Notice that the flow between the third and fourth tee has reversed. This is the only possible scenario since the flow entering any portion of the system has to be the same as the flow leaving that portion of the system.
The water “doesn’t care” that it is flowing backwards, but you should. That’s because there will be no heated water entering zone No. 3, and the flow sent into zone No. 1 will be mixed (eight parts heated water with two parts return water). This will obviously have detrimental effects on the heat delivery of these zones.
There are many other possibilities for what might happen based on assumptions for the primary loop flow rate and the combined zone flow rates. The bottom line is that you can’t rely on this piping arrangement to produce acceptable results in all cases — unless you blast water around the primary loop at high flows (e.g., always keeping the primary flow rate greater than what the total zone flow rates might be).
The latter is possible but it’s also wasteful. It requires larger circulators and larger piping, and could result in hundreds of dollars’ worth of unnecessary pumping energy use over the life of the system.
There are several ways to correct this situation. One of the simplest is to install a hydraulic separator between the boiler and distribution circuits, as shown in the Fix 3 drawing.
This arrangement ensures equal supply water temperature to all zones under all circumstances. The hydraulic separator also replaces the high-performance air separator and provides dirt separation for the system.
Keep in mind that the boiler circuit flow rate does not have to equal or exceed the total zone flow rate. My suggestion is to select a boiler flow rate that’s relatively wide —perhaps 30° F or more, provided that the boiler is compatible with that flow rate and the return water temperature to the boiler stays above the dew point of the flue gases. A boiler inlet temperature of 130° is generally sufficient for the latter.
Download a pdf of the March 2016 The Glitch and The Fix.

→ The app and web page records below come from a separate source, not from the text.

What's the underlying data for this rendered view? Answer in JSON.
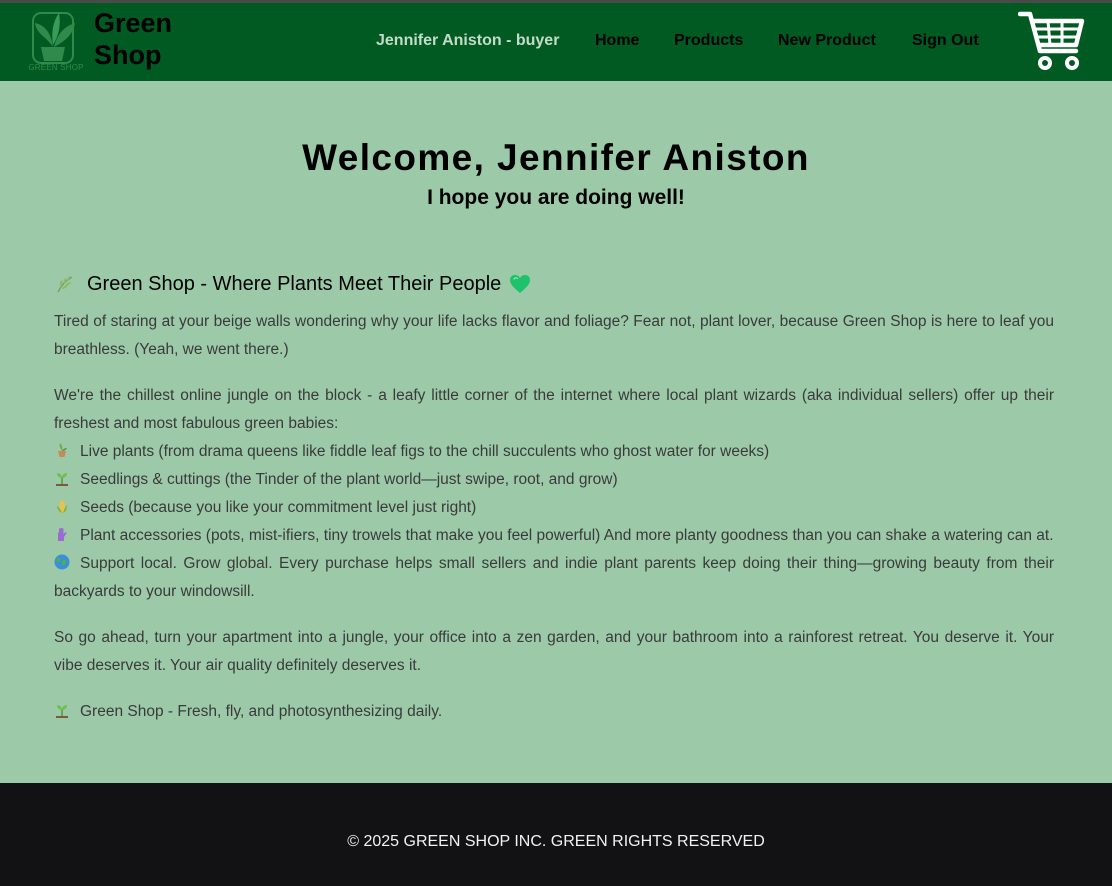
{
  "header": {
    "brand_line1": "Green",
    "brand_line2": "Shop",
    "logo_text": "GREEN SHOP",
    "user_label": "Jennifer Aniston - buyer",
    "nav": {
      "home": "Home",
      "products": "Products",
      "new_product": "New Product",
      "sign_out": "Sign Out"
    },
    "cart_icon": "shopping-cart-icon"
  },
  "hero": {
    "title": "Welcome, Jennifer Aniston",
    "subtitle": "I hope you are doing well!"
  },
  "about": {
    "title": "Green Shop - Where Plants Meet Their People",
    "intro": "Tired of staring at your beige walls wondering why your life lacks flavor and foliage? Fear not, plant lover, because Green Shop is here to leaf you breathless. (Yeah, we went there.)",
    "jungle": "We're the chillest online jungle on the block - a leafy little corner of the internet where local plant wizards (aka individual sellers) offer up their freshest and most fabulous green babies:",
    "items": [
      "Live plants (from drama queens like fiddle leaf figs to the chill succulents who ghost water for weeks)",
      "Seedlings & cuttings (the Tinder of the plant world—just swipe, root, and grow)",
      "Seeds (because you like your commitment level just right)",
      "Plant accessories (pots, mist-ifiers, tiny trowels that make you feel powerful) And more planty goodness than you can shake a watering can at.",
      "Support local. Grow global. Every purchase helps small sellers and indie plant parents keep doing their thing—growing beauty from their backyards to your windowsill."
    ],
    "outro": "So go ahead, turn your apartment into a jungle, your office into a zen garden, and your bathroom into a rainforest retreat. You deserve it. Your vibe deserves it. Your air quality definitely deserves it.",
    "tagline": "Green Shop - Fresh, fly, and photosynthesizing daily."
  },
  "footer": {
    "text": "© 2025 GREEN SHOP INC. GREEN RIGHTS RESERVED"
  },
  "colors": {
    "navbar": "#005a22",
    "page_bg": "#9ccaa9",
    "footer_bg": "#121214"
  }
}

This originally appeared as "'Modified' primary/secondary" in the March 2016 issue of Plumbing & Mechanical.
Modified primary/secondary hydronic piping system
March 2016 The Glitch and The Fix